|R. Broom 1903||Dentition as in Dicynodontidae. A pair ol poslfrontals present; also a distinct preparietal bone. Interclavicle small. No cleithrum.|

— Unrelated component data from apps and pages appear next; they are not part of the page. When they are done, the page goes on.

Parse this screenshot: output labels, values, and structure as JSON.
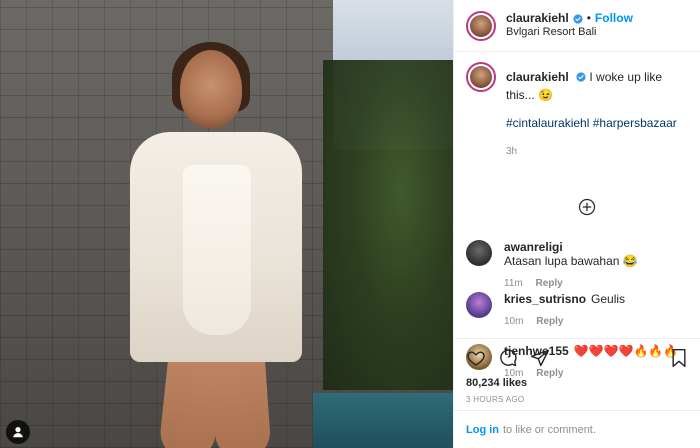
{
  "post": {
    "author": "claurakiehl",
    "follow_label": "Follow",
    "separator": "•",
    "location": "Bvlgari Resort Bali",
    "caption_text": "I woke up like this... 😉",
    "hashtags": "#cintalaurakiehl #harpersbazaar",
    "caption_time": "3h"
  },
  "comments": [
    {
      "user": "awanreligi",
      "text": "Atasan lupa bawahan 😂",
      "time": "11m",
      "reply_label": "Reply"
    },
    {
      "user": "kries_sutrisno",
      "text": "Geulis",
      "time": "10m",
      "reply_label": "Reply"
    },
    {
      "user": "tjenhwe155",
      "text": "❤️❤️❤️❤️🔥🔥🔥",
      "time": "10m",
      "reply_label": "Reply"
    }
  ],
  "actions": {
    "likes": "80,234 likes",
    "posted_ago": "3 HOURS AGO"
  },
  "login": {
    "link": "Log in",
    "text": "to like or comment."
  },
  "colors": {
    "accent": "#0095f6",
    "hashtag": "#00376b",
    "muted": "#8e8e8e"
  }
}
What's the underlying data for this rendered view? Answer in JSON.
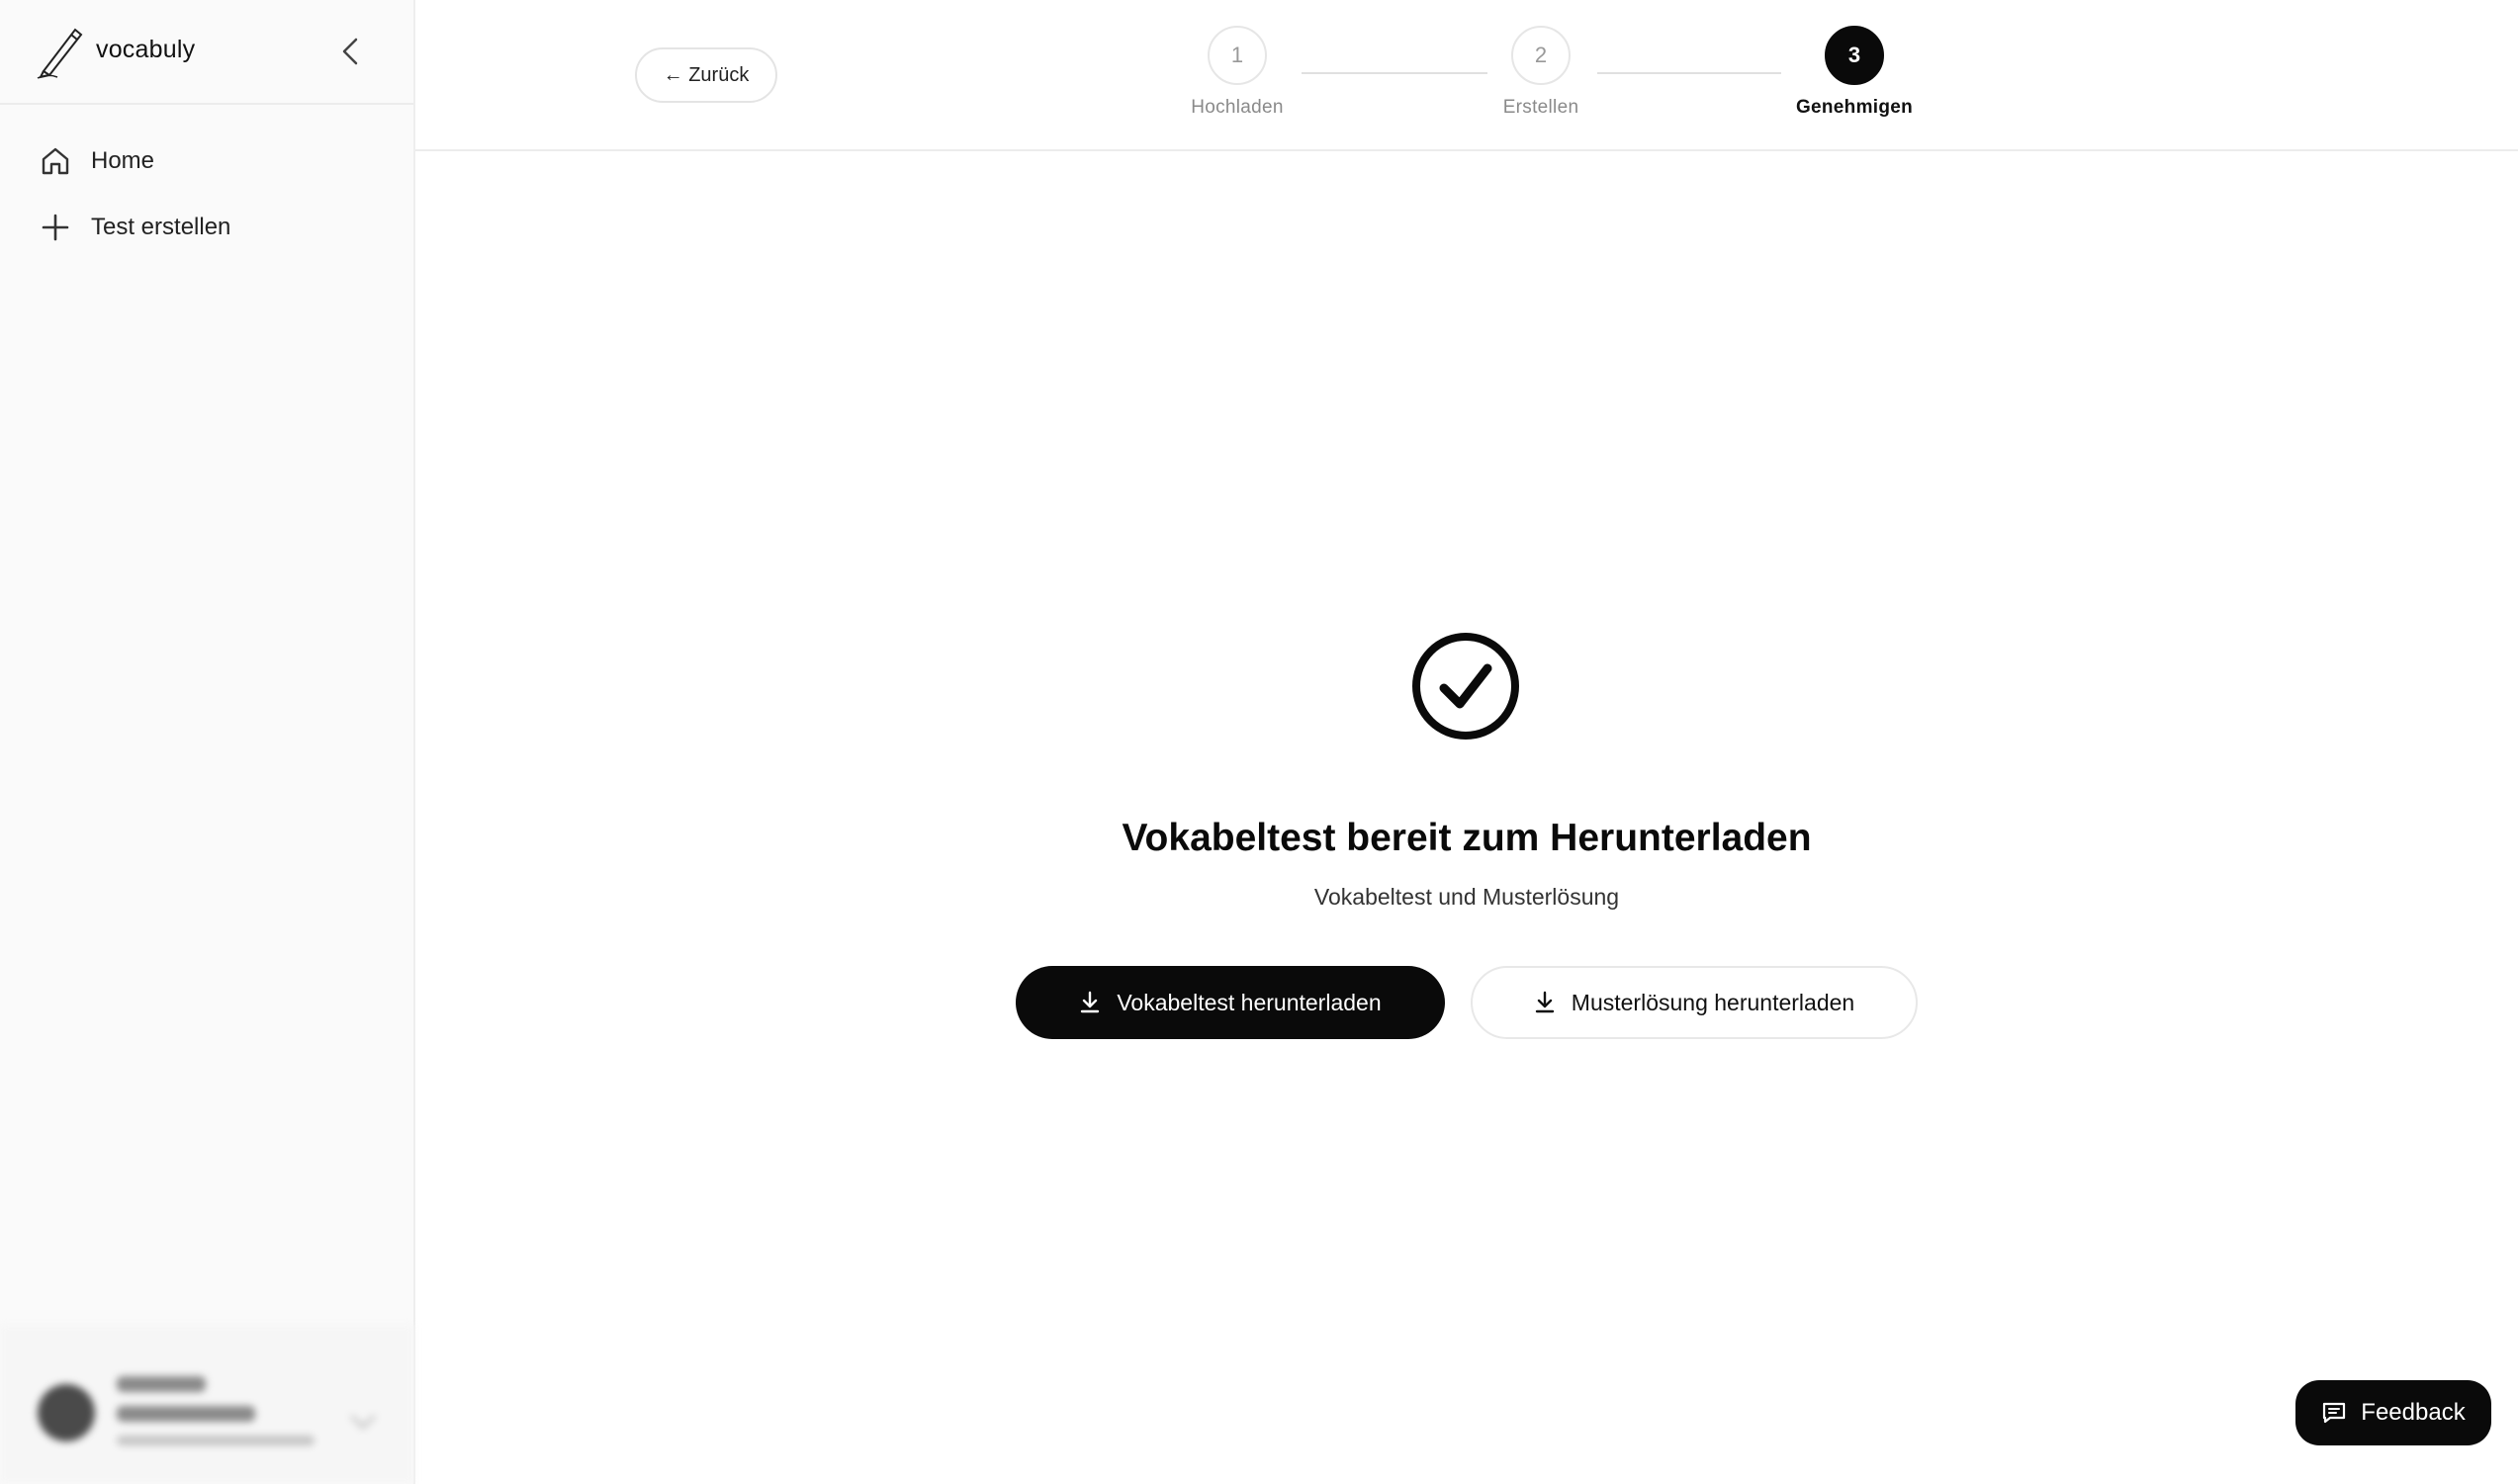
{
  "app": {
    "name": "vocabuly"
  },
  "sidebar": {
    "items": [
      {
        "label": "Home",
        "icon": "home-icon"
      },
      {
        "label": "Test erstellen",
        "icon": "plus-icon"
      }
    ],
    "collapse_icon": "chevron-left-icon"
  },
  "header": {
    "back_label": "← Zurück",
    "steps": [
      {
        "number": "1",
        "label": "Hochladen",
        "active": false
      },
      {
        "number": "2",
        "label": "Erstellen",
        "active": false
      },
      {
        "number": "3",
        "label": "Genehmigen",
        "active": true
      }
    ]
  },
  "main": {
    "status_icon": "check-circle-icon",
    "title": "Vokabeltest bereit zum Herunterladen",
    "subtitle": "Vokabeltest und Musterlösung",
    "primary_button": "Vokabeltest herunterladen",
    "secondary_button": "Musterlösung herunterladen"
  },
  "feedback": {
    "label": "Feedback"
  },
  "colors": {
    "accent": "#0a0a0a",
    "sidebar_bg": "#fafafa",
    "border": "#ececec",
    "muted_text": "#8a8a8a"
  }
}
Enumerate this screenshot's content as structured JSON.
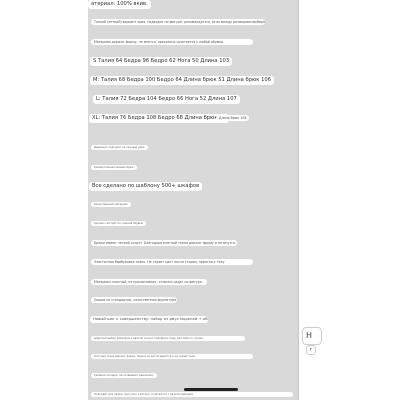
{
  "material": "атериал: 100% вкив.",
  "info_line": "Тонкий (летний) вариант кроя, подходит по фигуре, рекомендуется, если между размерами выбирать больший, отлично сидит.",
  "notice_line": "Материал держит форму, не мнется, прекрасно сочетается с любой обувью.",
  "sizes": {
    "s": "S Талия 64 Бедра 96 Бедро 62 Нога 50 Длина 103",
    "m": "M: Талия 68 Бедра 100 Бедро 64 Длина брюк 51 Длина брюк 106",
    "l": "L: Талия 72 Бедра 104 Бедро 66 Нога 52 Длина 107",
    "xl": "XL: Талия 76 Бедра 108 Бедро 68 Длина брюк 53",
    "xl_extra": "Длина брюк 108"
  },
  "small_a": "Идеально подходят на каждый день",
  "small_b": "Универсальная модель брюк",
  "headline": "Все сделано по шаблону 500+ шкафов",
  "small_c": "Качественный материал",
  "small_d": "Хорошо смотрятся с разной обувью",
  "line_1": "Брюки имеют четкий силуэт. Благодаря плотной ткани держат форму и не мнутся.",
  "line_2": "Эластичная бамбуковая ткань. Не теряет цвет после стирки, приятно к телу.",
  "line_3": "Материал плотный, не просвечивает, отлично сидит по фигуре.",
  "line_4": "Пошив по стандартам, качественная фурнитура.",
  "line_5": "Новый шаг к совершенству: набор из двух моделей + обувь.",
  "line_6": "Широкий выбор размеров и цветов, можно подобрать пару для любого случая.",
  "line_7": "Плотная ткань держит форму, брюки не растягиваются и не теряют вид.",
  "line_8": "Удобная посадка, не сковывают движения.",
  "line_9": "Подходят для офиса, прогулок и встреч, сочетаются с разной одеждой.",
  "right_letter": "Н",
  "right_small": "г"
}
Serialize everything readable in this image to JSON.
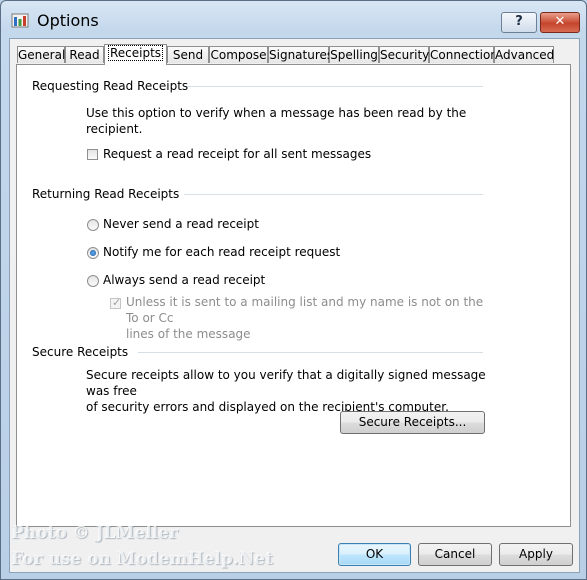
{
  "window": {
    "title": "Options"
  },
  "tabs": [
    "General",
    "Read",
    "Receipts",
    "Send",
    "Compose",
    "Signatures",
    "Spelling",
    "Security",
    "Connection",
    "Advanced"
  ],
  "active_tab": "Receipts",
  "requesting": {
    "heading": "Requesting Read Receipts",
    "description": "Use this option to verify when a message has been read by the recipient.",
    "checkbox_label": "Request a read receipt for all sent messages",
    "checked": false
  },
  "returning": {
    "heading": "Returning Read Receipts",
    "options": [
      {
        "label": "Never send a read receipt",
        "selected": false
      },
      {
        "label": "Notify me for each read receipt request",
        "selected": true
      },
      {
        "label": "Always send a read receipt",
        "selected": false
      }
    ],
    "sub_option": {
      "line1": "Unless it is sent to a mailing list and my name is not on the To or Cc",
      "line2": "lines of the message",
      "checked": true,
      "disabled": true
    }
  },
  "secure": {
    "heading": "Secure Receipts",
    "line1": "Secure receipts allow to you verify that a digitally signed message was free",
    "line2": "of security errors and displayed on the recipient's computer.",
    "button_label": "Secure Receipts..."
  },
  "footer": {
    "ok_label": "OK",
    "cancel_label": "Cancel",
    "apply_label": "Apply"
  },
  "watermark": {
    "line1": "Photo © JLMeller",
    "line2": "For use on ModemHelp.Net"
  },
  "icons": {
    "app": "outlook-express-options-icon",
    "help": "help-icon",
    "close": "close-icon"
  }
}
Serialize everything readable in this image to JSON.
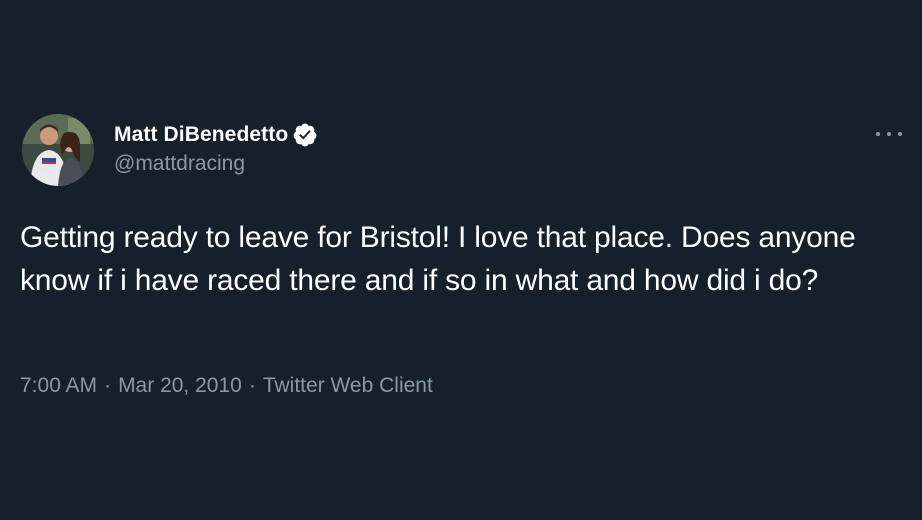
{
  "tweet": {
    "author": {
      "display_name": "Matt DiBenedetto",
      "handle": "@mattdracing",
      "verified": true
    },
    "text": "Getting ready to leave for Bristol! I love that place. Does anyone know if i have raced there and if so in what and how did i do?",
    "time": "7:00 AM",
    "date": "Mar 20, 2010",
    "client": "Twitter Web Client",
    "separator": "·"
  },
  "colors": {
    "background": "#15202b",
    "text_primary": "#ffffff",
    "text_secondary": "#8899a6",
    "verified_badge": "#ffffff"
  },
  "icons": {
    "verified": "verified-badge-icon",
    "more": "more-options-icon"
  }
}
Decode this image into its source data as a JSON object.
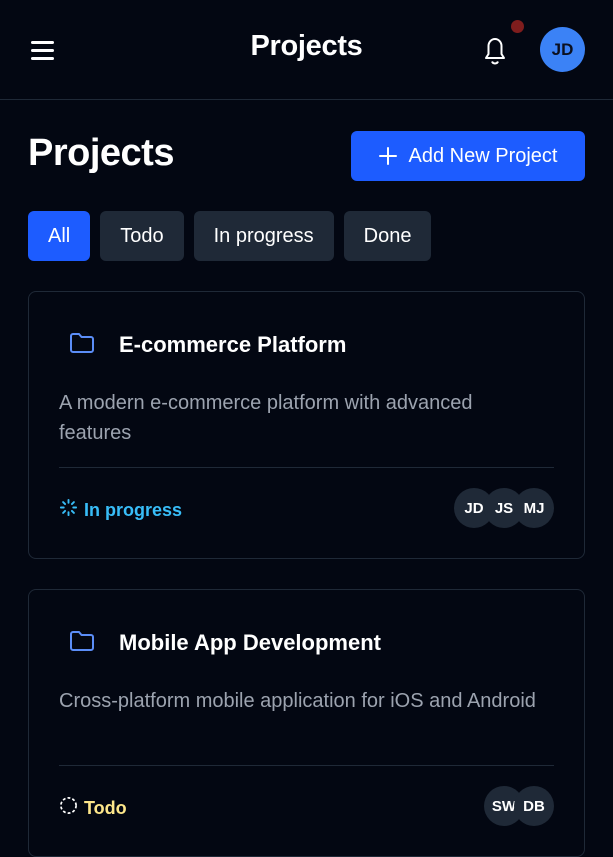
{
  "header": {
    "title": "Projects",
    "avatar_initials": "JD"
  },
  "page": {
    "title": "Projects",
    "add_button_label": "Add New Project"
  },
  "filters": [
    "All",
    "Todo",
    "In progress",
    "Done"
  ],
  "projects": [
    {
      "title": "E-commerce Platform",
      "description": "A modern e-commerce platform with advanced features",
      "status": "In progress",
      "status_color": "#38bdf8",
      "members": [
        "JD",
        "JS",
        "MJ"
      ]
    },
    {
      "title": "Mobile App Development",
      "description": "Cross-platform mobile application for iOS and Android",
      "status": "Todo",
      "status_color": "#fde68a",
      "members": [
        "SW",
        "DB"
      ]
    }
  ],
  "colors": {
    "accent": "#1d5cff",
    "background": "#030712",
    "notification_dot": "#7f1d1d"
  }
}
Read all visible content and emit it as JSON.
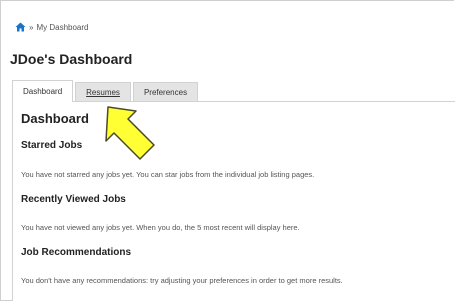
{
  "breadcrumb": {
    "separator": "»",
    "current": "My Dashboard",
    "home_icon": "home-icon",
    "home_icon_color": "#1a73c9"
  },
  "page_title": "JDoe's Dashboard",
  "tabs": [
    {
      "label": "Dashboard",
      "active": true
    },
    {
      "label": "Resumes",
      "active": false
    },
    {
      "label": "Preferences",
      "active": false
    }
  ],
  "panel": {
    "heading": "Dashboard",
    "sections": [
      {
        "title": "Starred Jobs",
        "text": "You have not starred any jobs yet. You can star jobs from the individual job listing pages."
      },
      {
        "title": "Recently Viewed Jobs",
        "text": "You have not viewed any jobs yet. When you do, the 5 most recent will display here."
      },
      {
        "title": "Job Recommendations",
        "text": "You don't have any recommendations: try adjusting your preferences in order to get more results."
      }
    ]
  },
  "annotation": {
    "icon": "pointer-arrow-icon",
    "fill_color": "#ffff33",
    "stroke_color": "#4a4a2a"
  }
}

|C. F. Kammerer and K. D. Angielczyk 2009||As currently defined, Lystrosauridae includes only the genera Lystrosaurus and Kwazulusaurus. The latter taxon has only been included in one phylogenetic analysis (Maisch, 2002a). Therefore, in addition to listing autapomorphies from the analyses of Angielczyk (2007), Fröbisch (2007), and Fröbisch & Reisz (2008), we also include autapomorphies identified by Maisch (2002a). Maisch (2002a) identified two autapomorphies of Lystrosauridae: (1) ectopterygoid absent; (2) snout region short and deep, strongly extended ventrally. Autapomorphies recognized in common by Angielczyk (2007), Fröbisch (2007), and Fröbisch & Reisz (2008) are: (1) parietals widely exposed on the skull roof; (2) anterior portion of the palatine does not contact the premaxilla. Cluver (1971) provided a detailed diagnosis of Lystrosaurus in his thorough treatment of the cranial morphology of the genus, and Maisch (2002a) presented the only diagnosis of Kwazulusaurus to date. The most distinctive character of lystrosaurids is the steeply downturned snout, although this feature is more strongly developed in Lystrosaurus than Kwazulusaurus.|